Through prayer we can unite with God's view of the African people, wherever we live. We can take careful note of the news - ongoing instability in the Democratic Republic of Congo; harassment of farm owners and workers in Zimbabwe; unrest between Ethiopia and Eritrea when famine conditions cry out for attention; Sierra Leone's deadly civil war threatening to flare up again; Angola's internal conflict; Mozambique's disastrous floods; Nigeria's recent riots; the AIDS epidemic.
THEN - having taken note of all this, we can PRAY. The example Jesus set shows the healing power of prayer in the face of conditions like hunger, conflict, corruption, sickness. And we can find in prayer that the discrepancy between the bleak and bright visions of Africa is destined to be resolved in favor of the bright. Every moment of sincere prayer by anyone can aid Africa's inevitable climb out of acute and chronic problems.
An American writer on spirituality and healing, Mary Baker Eddy, felt impelled to pray for "the sick and the heavenly homesick or hungry hearts" in Africa ("The First Church of Christ, Scientist, and Miscellany," pg. 147).
Another of her writings, "Science and Health with Key to the Scriptures," states, "From the logic of events we learn that selfishness and impurity alone are fleeting, and that wisdom will ultimately put asunder what she hath not joined together" (pg. 60). That's actually from a chapter titled "Marriage," but it applies to other types of human relations as well. The "selfishness and impurity" that are expressed in corrupt officials, despotic governments, brutal rebels, and sexual promiscuity are as fleeting as egotistical behavior patterns that undermine the happiness of a marriage. Divine wisdom will surely "put asunder" these characteristics, which God has never "joined together" with the child of His/Her creating. All men and women are truly made in the image and likeness of God, in whom there is no selfishness or impurity.
To know this is to pray. And to pray in this way will surely support the efforts of Africa's nations to put all obstructions to peace and prosperity behind them.

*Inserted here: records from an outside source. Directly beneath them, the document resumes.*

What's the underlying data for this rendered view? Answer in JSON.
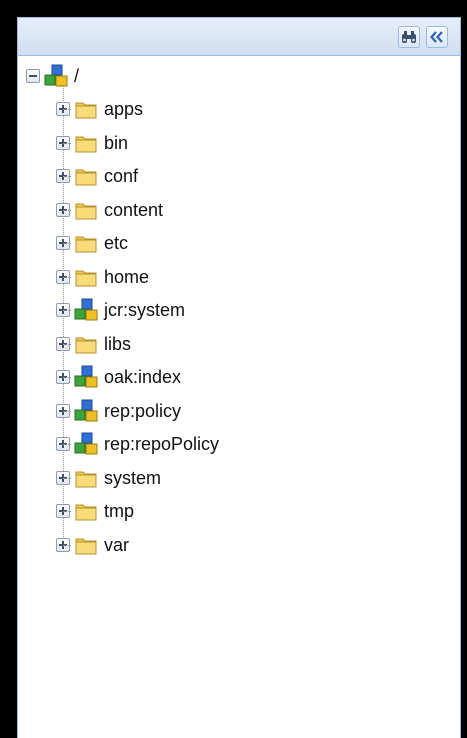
{
  "toolbar": {
    "find_icon": "binoculars-icon",
    "collapse_icon": "double-chevron-left-icon"
  },
  "tree": {
    "root": {
      "label": "/",
      "icon": "node-cubes-icon",
      "expanded": true
    },
    "children": [
      {
        "label": "apps",
        "icon": "folder-icon"
      },
      {
        "label": "bin",
        "icon": "folder-icon"
      },
      {
        "label": "conf",
        "icon": "folder-icon"
      },
      {
        "label": "content",
        "icon": "folder-icon"
      },
      {
        "label": "etc",
        "icon": "folder-icon"
      },
      {
        "label": "home",
        "icon": "folder-icon"
      },
      {
        "label": "jcr:system",
        "icon": "node-cubes-icon"
      },
      {
        "label": "libs",
        "icon": "folder-icon"
      },
      {
        "label": "oak:index",
        "icon": "node-cubes-icon"
      },
      {
        "label": "rep:policy",
        "icon": "node-cubes-icon"
      },
      {
        "label": "rep:repoPolicy",
        "icon": "node-cubes-icon"
      },
      {
        "label": "system",
        "icon": "folder-icon"
      },
      {
        "label": "tmp",
        "icon": "folder-icon"
      },
      {
        "label": "var",
        "icon": "folder-icon"
      }
    ]
  },
  "colors": {
    "panel_border": "#99bbe8",
    "header_bg": "#d0def0",
    "folder": "#f2c94c",
    "node_blue": "#2f6fd6",
    "node_green": "#3aa53a",
    "node_yellow": "#f0c020"
  }
}
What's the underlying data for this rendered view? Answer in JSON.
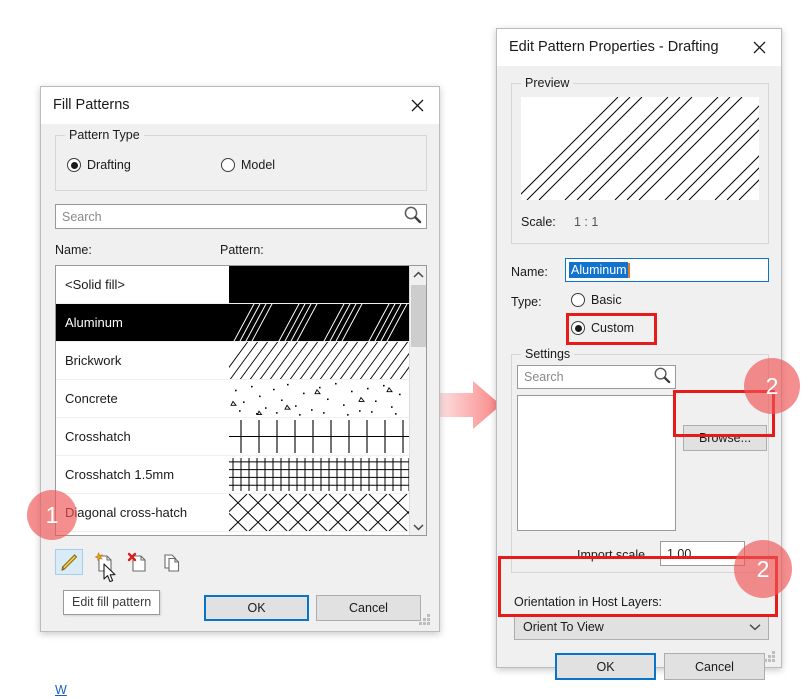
{
  "fill_patterns_dialog": {
    "title": "Fill Patterns",
    "close_icon": "close-icon",
    "pattern_type": {
      "legend": "Pattern Type",
      "options": [
        {
          "label": "Drafting",
          "selected": true
        },
        {
          "label": "Model",
          "selected": false
        }
      ]
    },
    "search": {
      "placeholder": "Search",
      "value": "",
      "icon": "magnifier-icon"
    },
    "columns": {
      "name": "Name:",
      "pattern": "Pattern:"
    },
    "rows": [
      {
        "name": "<Solid fill>",
        "pattern": "solid",
        "selected": false
      },
      {
        "name": "Aluminum",
        "pattern": "aluminum",
        "selected": true
      },
      {
        "name": "Brickwork",
        "pattern": "brickwork",
        "selected": false
      },
      {
        "name": "Concrete",
        "pattern": "concrete",
        "selected": false
      },
      {
        "name": "Crosshatch",
        "pattern": "crosshatch",
        "selected": false
      },
      {
        "name": "Crosshatch 1.5mm",
        "pattern": "crosshatch15",
        "selected": false
      },
      {
        "name": "Diagonal cross-hatch",
        "pattern": "diagonal-cross-hatch",
        "selected": false
      }
    ],
    "scrollbar": {
      "up_icon": "chevron-up-icon",
      "down_icon": "chevron-down-icon"
    },
    "toolbar": [
      {
        "name": "edit-fill-pattern",
        "icon": "pencil-icon",
        "active": true
      },
      {
        "name": "new-fill-pattern",
        "icon": "new-document-icon",
        "active": false
      },
      {
        "name": "delete-fill-pattern",
        "icon": "delete-document-icon",
        "active": false
      },
      {
        "name": "duplicate-fill-pattern",
        "icon": "duplicate-document-icon",
        "active": false
      }
    ],
    "tooltip": "Edit fill pattern",
    "help_link": "W",
    "ok": "OK",
    "cancel": "Cancel"
  },
  "edit_pattern_dialog": {
    "title": "Edit Pattern Properties - Drafting",
    "close_icon": "close-icon",
    "preview": {
      "legend": "Preview",
      "scale_label": "Scale:",
      "scale_value": "1 : 1"
    },
    "name_label": "Name:",
    "name_value": "Aluminum",
    "type_label": "Type:",
    "type_options": [
      {
        "label": "Basic",
        "selected": false
      },
      {
        "label": "Custom",
        "selected": true
      }
    ],
    "settings": {
      "legend": "Settings",
      "search": {
        "placeholder": "Search",
        "icon": "magnifier-icon"
      },
      "browse": "Browse...",
      "import_scale_label": "Import scale",
      "import_scale_value": "1.00"
    },
    "orientation_label": "Orientation in Host Layers:",
    "orientation_value": "Orient To View",
    "orientation_caret": "chevron-down-icon",
    "ok": "OK",
    "cancel": "Cancel"
  },
  "annotations": {
    "badges": [
      {
        "text": "1"
      },
      {
        "text": "2"
      },
      {
        "text": "2"
      }
    ],
    "accent_color": "#e81b1b",
    "badge_color": "#f05555",
    "arrow_color": "#fb9a9a"
  }
}
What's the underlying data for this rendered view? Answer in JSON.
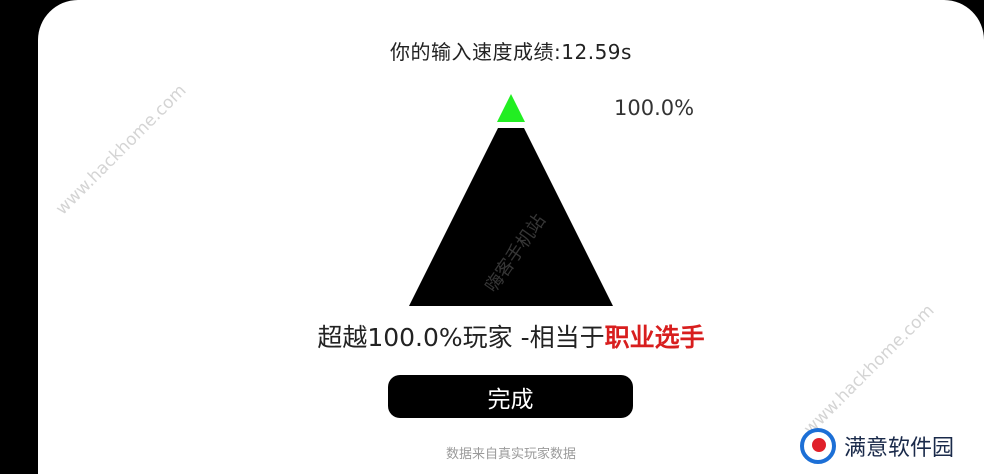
{
  "result": {
    "title": "你的输入速度成绩:12.59s",
    "percent_label": "100.0%",
    "percentile": 100.0,
    "summary_prefix": "超越100.0%玩家  -相当于",
    "summary_rank": "职业选手"
  },
  "actions": {
    "done_label": "完成"
  },
  "footnote": "数据来自真实玩家数据",
  "watermarks": {
    "site_left": "www.hackhome.com",
    "site_right": "www.hackhome.com",
    "center": "嗨客手机站"
  },
  "logo": {
    "text": "满意软件园"
  },
  "colors": {
    "background": "#000000",
    "card": "#ffffff",
    "pyramid_top": "#22ee22",
    "rank_text": "#d81e1e",
    "button": "#000000"
  }
}
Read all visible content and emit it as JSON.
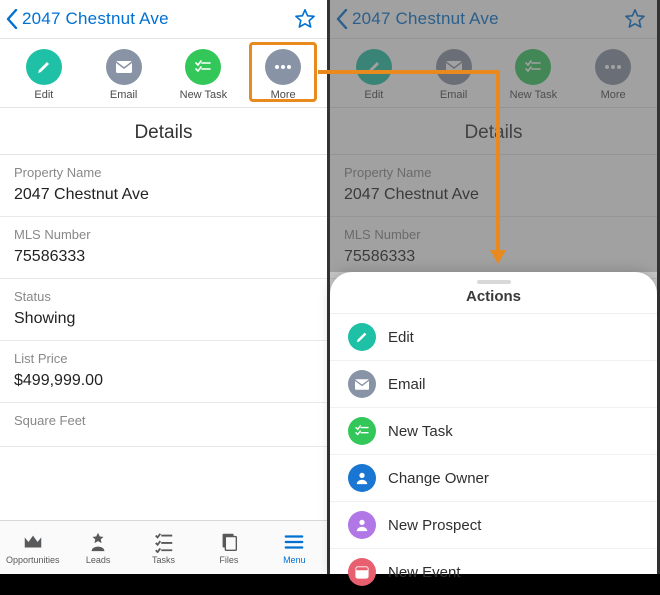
{
  "header": {
    "title": "2047 Chestnut Ave"
  },
  "actionbar": {
    "edit": "Edit",
    "email": "Email",
    "new_task": "New Task",
    "more": "More"
  },
  "details_title": "Details",
  "fields": {
    "property_name": {
      "label": "Property Name",
      "value": "2047 Chestnut Ave"
    },
    "mls_number": {
      "label": "MLS Number",
      "value": "75586333"
    },
    "status": {
      "label": "Status",
      "value": "Showing"
    },
    "list_price": {
      "label": "List Price",
      "value": "$499,999.00"
    },
    "square_feet": {
      "label": "Square Feet",
      "value": ""
    }
  },
  "tabs": {
    "opportunities": "Opportunities",
    "leads": "Leads",
    "tasks": "Tasks",
    "files": "Files",
    "menu": "Menu"
  },
  "sheet": {
    "title": "Actions",
    "edit": "Edit",
    "email": "Email",
    "new_task": "New Task",
    "change_owner": "Change Owner",
    "new_prospect": "New Prospect",
    "new_event": "New Event"
  }
}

It will help them shine untarnished in a purity and innocence to be admired by the rest of the world.
"Pray, the beloved continent." In prayer, we see spiritual purity and innocence as the real nature of all God's children, including the diverse peoples of the vast, wonderful continent of Africa.
Articles like this one appear in 13 different languages in the magazine The Herald of Christian Science.
(c) Copyright 2000. The Christian Science Publishing Society